With all the current upheaval in Nigeria, the elections have been postponed. That means that Hafsat Abiola, whose visit to Idaho for the Family of Woman Film Festival was in question, will attend screenings in Sun Valley and Boise of “The Supreme Price,” a documentary by Joanna Lipper about Abiola's struggle to establish democracy and women’s rights in her native Nigeria.
On her trip to the United States Abiola plans to make appearances in New York before arriving in Idaho to comment on the situation in Nigeria, drawing a national spotlight on her visit.
The Family of Woman Film Festival (Feb. 25-March 1) puts the focus on stories that address women’s global issues. This year the festival will present free screenings of two of its slate of films in Boise as part of a new partnership with Boise State University.
Both screenings are at 6:30 p.m. at the BSU Special Events Center, 1910 University Drive.
On Feb 25, you can see “Sepideh: Reaching for the Stars,” an Iranian documentary about a young girl who dreams of becoming an astronaut. Idaho’s astronaut Barbara Morgan and filmmaker Mona Rafatzadeh will discuss the film following the screening.

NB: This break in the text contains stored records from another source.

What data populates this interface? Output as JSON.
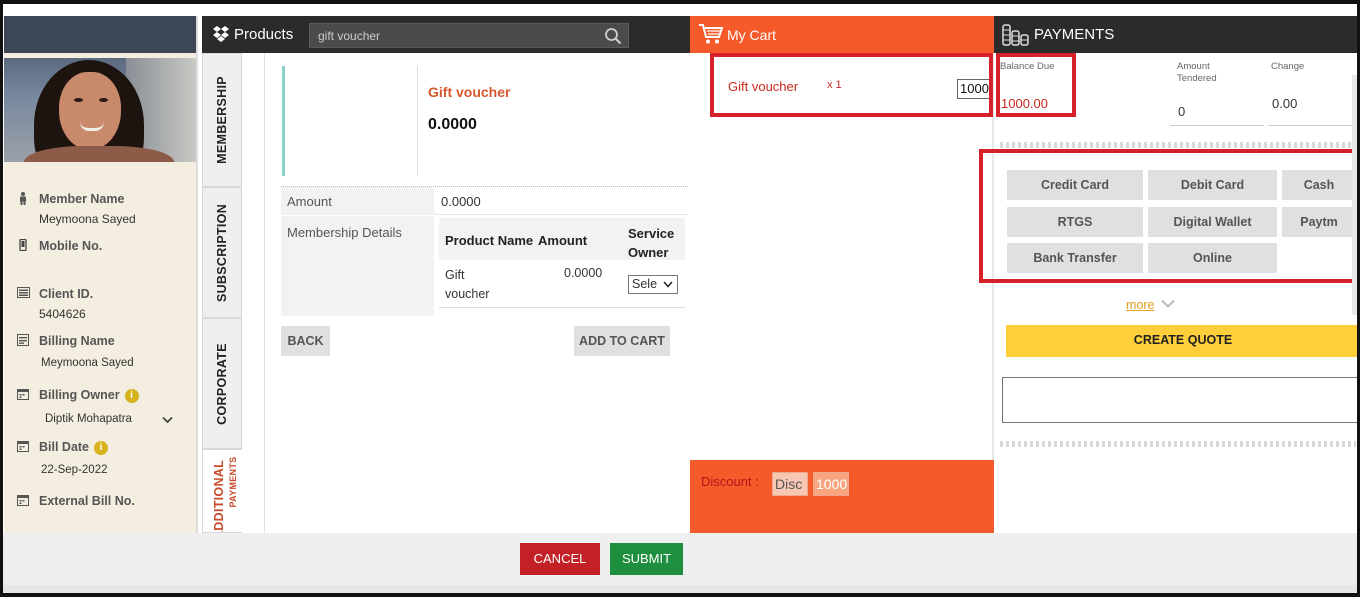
{
  "profile": {
    "member_name_label": "Member Name",
    "member_name": "Meymoona Sayed",
    "mobile_label": "Mobile No.",
    "client_id_label": "Client ID.",
    "client_id": "5404626",
    "billing_name_label": "Billing Name",
    "billing_name": "Meymoona  Sayed",
    "billing_owner_label": "Billing Owner",
    "billing_owner": "Diptik Mohapatra",
    "bill_date_label": "Bill Date",
    "bill_date": "22-Sep-2022",
    "external_bill_label": "External Bill No.",
    "info_badge": "i"
  },
  "products": {
    "title": "Products",
    "search_value": "gift voucher",
    "tabs": [
      "MEMBERSHIP",
      "SUBSCRIPTION",
      "CORPORATE",
      "ADDITIONAL",
      "PAYMENTS"
    ],
    "item_name": "Gift voucher",
    "item_price": "0.0000",
    "amount_label": "Amount",
    "amount_value": "0.0000",
    "membership_details_label": "Membership Details",
    "table_headers": [
      "Product Name",
      "Amount",
      "Service Owner"
    ],
    "table_row": {
      "product_name": "Gift voucher",
      "amount": "0.0000",
      "service_owner": "Sele"
    },
    "back_label": "BACK",
    "add_to_cart_label": "ADD TO CART"
  },
  "cart": {
    "title": "My Cart",
    "item_name": "Gift voucher",
    "item_qty": "x 1",
    "item_price": "1000",
    "discount_label": "Discount :",
    "discount_placeholder": "Disc",
    "discount_value": "1000"
  },
  "payments": {
    "title": "PAYMENTS",
    "balance_due_label": "Balance Due",
    "balance_due_value": "1000.00",
    "amount_tendered_label_1": "Amount",
    "amount_tendered_label_2": "Tendered",
    "amount_tendered_value": "0",
    "change_label": "Change",
    "change_value": "0.00",
    "methods": [
      "Credit Card",
      "Debit Card",
      "Cash",
      "RTGS",
      "Digital Wallet",
      "Paytm",
      "Bank Transfer",
      "Online"
    ],
    "more_label": "more",
    "create_quote_label": "CREATE QUOTE"
  },
  "footer": {
    "cancel_label": "CANCEL",
    "submit_label": "SUBMIT"
  },
  "colors": {
    "cart_orange": "#f45a2a",
    "highlight_red": "#d6212b",
    "cancel_red": "#c12127",
    "submit_green": "#1d8f3e",
    "quote_yellow": "#ffcf3b",
    "dark_header": "#2b2b2b"
  }
}
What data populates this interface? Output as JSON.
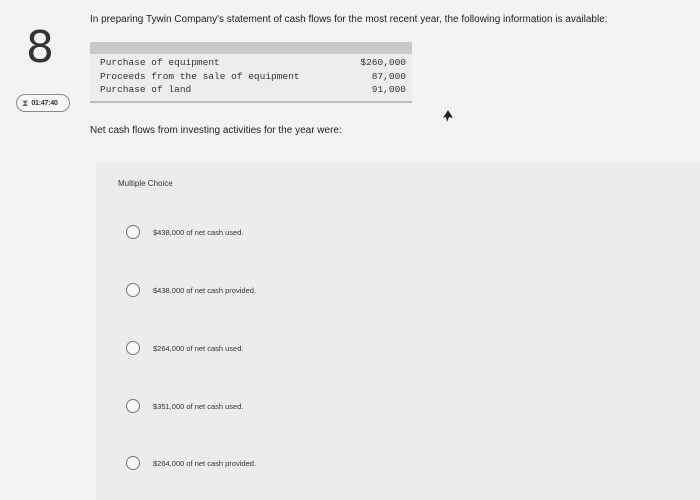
{
  "question_number": "8",
  "timer": {
    "icon": "hourglass-icon",
    "time": "01:47:40"
  },
  "intro_text": "In preparing Tywin Company's statement of cash flows for the most recent year, the following information is available:",
  "info_table": [
    {
      "label": "Purchase of equipment",
      "value": "$260,000"
    },
    {
      "label": "Proceeds from the sale of equipment",
      "value": "87,000"
    },
    {
      "label": "Purchase of land",
      "value": "91,000"
    }
  ],
  "question_text": "Net cash flows from investing activities for the year were:",
  "multiple_choice": {
    "title": "Multiple Choice",
    "options": [
      "$438,000 of net cash used.",
      "$438,000 of net cash provided.",
      "$264,000 of net cash used.",
      "$351,000 of net cash used.",
      "$264,000 of net cash provided."
    ]
  }
}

On Feb. 27, the festival will screen “The Supreme Price,” with Abiola and Lipper discussing the film afterwards.
The situation surrounding the presidential elections in Nigeria has become increasingly dangerous as the Boko Haram, an extreme Muslim faction, puts increasing pressure on the government, diverting the military support needed to protect the polls.
This is one of “several global volatile situations reflected in what we’re showing,” says FOW film festival founder and director Peggy Elliott Goldwyn.
Watch trailers of both films here.
Learn more about the Boko Haram and the Nigerian elections from the BBC here.